New study finds Grand Rapids has highest rate of depression

Posted at 5:36 AM, Dec 06, 2019
and last updated 2019-12-06 10:27:17-05

GRAND RAPIDS, Mich. — Depression is a word we’re hearing more of lately but it still holds a lot of stigma around it.

But the reality is depression is on the rise.

There has been a nearly 18 percent increase in those diagnosed with depression between 2016 and 2017 and according to a new study by a group called Insurance Providers says Grand Rapids has the highest rate of depression among large U.S. metro cities with 25 percent of residents diagnosed.

There are a number of factors that can impact a persons mental health, like genetics, stress, environment, physical health, finances, divorce and the list goes on.

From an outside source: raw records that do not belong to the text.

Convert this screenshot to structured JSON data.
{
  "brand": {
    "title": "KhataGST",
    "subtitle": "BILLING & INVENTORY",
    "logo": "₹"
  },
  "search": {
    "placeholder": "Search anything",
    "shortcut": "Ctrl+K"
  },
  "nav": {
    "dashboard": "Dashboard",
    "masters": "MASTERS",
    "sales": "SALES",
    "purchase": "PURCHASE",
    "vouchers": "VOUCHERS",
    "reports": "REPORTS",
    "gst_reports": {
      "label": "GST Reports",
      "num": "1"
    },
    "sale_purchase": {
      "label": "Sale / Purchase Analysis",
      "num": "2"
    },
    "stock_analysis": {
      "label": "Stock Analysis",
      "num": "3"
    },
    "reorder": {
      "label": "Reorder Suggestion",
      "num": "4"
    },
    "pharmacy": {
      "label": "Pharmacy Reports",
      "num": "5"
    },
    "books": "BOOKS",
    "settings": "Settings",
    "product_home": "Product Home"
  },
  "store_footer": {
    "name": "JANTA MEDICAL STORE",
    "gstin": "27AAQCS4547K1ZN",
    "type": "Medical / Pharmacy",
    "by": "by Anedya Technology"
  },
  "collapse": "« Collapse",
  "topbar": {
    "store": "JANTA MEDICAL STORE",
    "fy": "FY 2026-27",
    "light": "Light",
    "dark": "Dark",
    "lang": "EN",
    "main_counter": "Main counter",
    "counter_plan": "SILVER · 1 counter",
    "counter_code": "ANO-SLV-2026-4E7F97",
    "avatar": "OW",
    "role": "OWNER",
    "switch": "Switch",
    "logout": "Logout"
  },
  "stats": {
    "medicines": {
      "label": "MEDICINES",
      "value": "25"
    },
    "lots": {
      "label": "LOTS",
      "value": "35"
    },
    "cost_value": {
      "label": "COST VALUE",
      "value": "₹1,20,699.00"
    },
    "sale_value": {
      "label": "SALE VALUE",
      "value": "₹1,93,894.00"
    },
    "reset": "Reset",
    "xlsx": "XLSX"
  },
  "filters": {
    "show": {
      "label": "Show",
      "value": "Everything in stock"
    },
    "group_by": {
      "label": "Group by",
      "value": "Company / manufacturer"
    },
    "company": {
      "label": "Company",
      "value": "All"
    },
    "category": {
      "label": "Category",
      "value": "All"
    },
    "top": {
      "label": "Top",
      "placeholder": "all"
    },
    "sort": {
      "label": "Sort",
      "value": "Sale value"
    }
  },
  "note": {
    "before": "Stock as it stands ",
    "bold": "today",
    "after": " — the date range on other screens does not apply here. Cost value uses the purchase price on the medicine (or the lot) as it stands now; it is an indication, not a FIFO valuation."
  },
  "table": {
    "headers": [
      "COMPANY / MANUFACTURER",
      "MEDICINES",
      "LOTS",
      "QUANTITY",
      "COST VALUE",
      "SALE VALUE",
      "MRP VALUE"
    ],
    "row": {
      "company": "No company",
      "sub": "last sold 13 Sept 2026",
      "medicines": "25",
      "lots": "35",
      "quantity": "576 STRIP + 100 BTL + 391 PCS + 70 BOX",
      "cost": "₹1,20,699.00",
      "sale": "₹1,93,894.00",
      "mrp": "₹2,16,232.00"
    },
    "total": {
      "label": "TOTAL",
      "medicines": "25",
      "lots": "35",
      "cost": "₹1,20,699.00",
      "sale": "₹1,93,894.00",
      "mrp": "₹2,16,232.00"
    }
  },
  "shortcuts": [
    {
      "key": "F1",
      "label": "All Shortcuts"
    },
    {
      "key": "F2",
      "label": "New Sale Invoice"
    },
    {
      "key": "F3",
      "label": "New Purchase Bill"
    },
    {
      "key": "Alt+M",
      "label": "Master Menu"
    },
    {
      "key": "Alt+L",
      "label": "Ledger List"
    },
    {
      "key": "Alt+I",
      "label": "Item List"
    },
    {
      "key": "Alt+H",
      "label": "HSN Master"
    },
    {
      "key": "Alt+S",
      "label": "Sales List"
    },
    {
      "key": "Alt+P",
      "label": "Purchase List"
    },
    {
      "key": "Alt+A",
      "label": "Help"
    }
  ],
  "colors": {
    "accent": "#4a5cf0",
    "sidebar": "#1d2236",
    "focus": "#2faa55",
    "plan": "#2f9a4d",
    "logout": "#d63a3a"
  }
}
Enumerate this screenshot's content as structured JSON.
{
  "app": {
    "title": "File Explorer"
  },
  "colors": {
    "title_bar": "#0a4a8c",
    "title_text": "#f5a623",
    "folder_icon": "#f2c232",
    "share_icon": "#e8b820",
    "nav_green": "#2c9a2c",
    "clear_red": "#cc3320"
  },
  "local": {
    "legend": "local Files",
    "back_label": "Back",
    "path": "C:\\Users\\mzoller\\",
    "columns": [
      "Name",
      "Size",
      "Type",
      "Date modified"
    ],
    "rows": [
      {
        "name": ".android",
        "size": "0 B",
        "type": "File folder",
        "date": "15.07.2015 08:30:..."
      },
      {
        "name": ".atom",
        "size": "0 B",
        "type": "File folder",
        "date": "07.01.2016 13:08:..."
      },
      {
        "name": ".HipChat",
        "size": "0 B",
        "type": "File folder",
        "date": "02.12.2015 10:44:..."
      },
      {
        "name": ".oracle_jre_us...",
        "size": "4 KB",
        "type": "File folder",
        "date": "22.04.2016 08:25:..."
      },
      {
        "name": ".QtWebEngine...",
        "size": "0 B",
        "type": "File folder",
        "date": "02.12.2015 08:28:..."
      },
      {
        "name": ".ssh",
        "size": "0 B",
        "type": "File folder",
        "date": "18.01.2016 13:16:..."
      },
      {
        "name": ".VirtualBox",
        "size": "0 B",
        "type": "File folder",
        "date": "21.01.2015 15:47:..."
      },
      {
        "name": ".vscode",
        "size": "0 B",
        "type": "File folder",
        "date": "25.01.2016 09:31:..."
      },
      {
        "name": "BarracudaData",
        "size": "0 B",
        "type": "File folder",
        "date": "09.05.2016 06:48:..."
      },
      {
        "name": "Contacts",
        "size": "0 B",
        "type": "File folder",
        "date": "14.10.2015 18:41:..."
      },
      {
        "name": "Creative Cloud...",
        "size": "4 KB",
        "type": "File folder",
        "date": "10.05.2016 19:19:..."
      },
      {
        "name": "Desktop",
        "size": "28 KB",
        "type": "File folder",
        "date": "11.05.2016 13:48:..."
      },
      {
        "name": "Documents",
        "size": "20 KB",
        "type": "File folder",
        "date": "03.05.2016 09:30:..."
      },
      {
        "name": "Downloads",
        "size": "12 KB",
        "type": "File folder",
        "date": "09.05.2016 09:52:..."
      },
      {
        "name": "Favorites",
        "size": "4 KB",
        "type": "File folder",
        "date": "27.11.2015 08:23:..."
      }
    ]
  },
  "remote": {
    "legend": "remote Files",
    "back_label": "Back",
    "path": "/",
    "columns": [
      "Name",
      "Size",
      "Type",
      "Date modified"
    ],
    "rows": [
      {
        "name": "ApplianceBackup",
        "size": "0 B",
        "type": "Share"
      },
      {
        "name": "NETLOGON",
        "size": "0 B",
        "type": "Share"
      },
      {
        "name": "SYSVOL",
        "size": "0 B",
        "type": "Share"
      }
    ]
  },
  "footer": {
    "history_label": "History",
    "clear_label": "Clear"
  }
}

Here you can see the breakdown in the percentage of people diagnosed with depression and the correlation to things like obesity and poverty level.

We sat down with Christy Buck, executive director of the Mental Health Foundation of West Michigan, to dig deeper into these numbers.

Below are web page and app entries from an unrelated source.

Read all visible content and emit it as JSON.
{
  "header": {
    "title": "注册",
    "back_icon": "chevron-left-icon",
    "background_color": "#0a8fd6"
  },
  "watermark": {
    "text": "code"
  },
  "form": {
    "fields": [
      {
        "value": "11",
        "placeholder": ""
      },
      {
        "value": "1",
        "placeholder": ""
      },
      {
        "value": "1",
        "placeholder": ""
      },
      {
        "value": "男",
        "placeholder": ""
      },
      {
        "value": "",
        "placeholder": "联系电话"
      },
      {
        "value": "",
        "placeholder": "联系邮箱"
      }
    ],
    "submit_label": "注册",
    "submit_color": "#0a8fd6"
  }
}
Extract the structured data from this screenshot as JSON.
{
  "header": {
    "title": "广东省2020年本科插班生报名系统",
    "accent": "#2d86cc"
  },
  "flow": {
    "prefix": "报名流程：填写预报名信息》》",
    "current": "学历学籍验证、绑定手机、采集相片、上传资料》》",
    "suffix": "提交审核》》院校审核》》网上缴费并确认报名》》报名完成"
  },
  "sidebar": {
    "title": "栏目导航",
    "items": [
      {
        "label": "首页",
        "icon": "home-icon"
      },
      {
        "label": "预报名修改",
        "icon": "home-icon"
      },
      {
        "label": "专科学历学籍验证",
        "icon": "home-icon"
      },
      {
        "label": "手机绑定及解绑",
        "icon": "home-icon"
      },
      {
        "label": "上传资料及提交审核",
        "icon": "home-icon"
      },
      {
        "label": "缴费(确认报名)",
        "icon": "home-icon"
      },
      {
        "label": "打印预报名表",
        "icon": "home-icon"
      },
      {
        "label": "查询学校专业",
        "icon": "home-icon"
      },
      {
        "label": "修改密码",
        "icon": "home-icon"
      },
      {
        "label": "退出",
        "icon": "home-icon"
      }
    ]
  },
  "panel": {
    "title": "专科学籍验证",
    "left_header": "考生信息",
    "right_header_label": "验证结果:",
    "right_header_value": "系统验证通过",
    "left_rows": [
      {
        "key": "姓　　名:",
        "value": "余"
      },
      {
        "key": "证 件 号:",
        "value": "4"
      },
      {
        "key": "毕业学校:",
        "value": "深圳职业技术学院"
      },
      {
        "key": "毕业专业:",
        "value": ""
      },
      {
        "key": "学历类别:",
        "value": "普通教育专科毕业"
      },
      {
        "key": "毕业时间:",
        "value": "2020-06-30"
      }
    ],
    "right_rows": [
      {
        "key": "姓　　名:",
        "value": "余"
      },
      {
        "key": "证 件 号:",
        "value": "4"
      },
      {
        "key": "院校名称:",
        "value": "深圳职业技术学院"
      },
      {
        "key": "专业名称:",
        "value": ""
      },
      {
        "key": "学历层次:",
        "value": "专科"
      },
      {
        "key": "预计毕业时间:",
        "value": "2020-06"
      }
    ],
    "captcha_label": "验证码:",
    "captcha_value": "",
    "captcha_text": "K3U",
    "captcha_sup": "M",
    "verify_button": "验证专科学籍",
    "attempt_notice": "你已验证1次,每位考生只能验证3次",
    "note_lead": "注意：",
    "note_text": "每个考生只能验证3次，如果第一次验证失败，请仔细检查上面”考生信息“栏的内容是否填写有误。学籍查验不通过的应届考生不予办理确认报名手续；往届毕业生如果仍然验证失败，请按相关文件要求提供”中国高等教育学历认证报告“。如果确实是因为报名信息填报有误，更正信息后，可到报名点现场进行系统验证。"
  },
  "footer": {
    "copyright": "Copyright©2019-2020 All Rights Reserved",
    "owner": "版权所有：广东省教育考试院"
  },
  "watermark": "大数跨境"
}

"You look at the study and you wonder if more people were reporting because they become more knowledgable about depression and we’re talking about it more?" Buck said.

Buck says if anything, this new study shines a spotlight on something that needs to be talked about and that’s why efforts are being made here locally to get help into the hands of those that need it.

Buck also says more than half of those with a mental illness receive no treatment but there are huge initiatives going on right now and many behavioral health providers and hospitals here are going to be participating in a program called Zero Suicide.

But one significant effort in breaking down the barriers starts in our schools because 50 percent of mental health disorders come on the by age of 14 years old.

"Half of all mental health disorders start showing signs or symptoms by the age of 14 and 75% by the age of 24," Buck said. "So if we have a greater understanding that I’ve got this great window of opportunity to educate about mental illnesses, mental health disorders, then possibly could I get folks into treatment sooner, get better sooner because ultimately it is our brain," she said.

"It’s a call to action to make sure that we’re doing what we should be doing and that would be making sure that people know where to access services, and where services are available," Buck said. "In addition, lets talk about great things like exercising and eating right and putting all of these protective factors into play."

Buck says as we head into this time of the year where people can tend to isolate themselves, let’s make sure that me, myself as a friend, is reaching out to someone that you know hasn’t come out lately.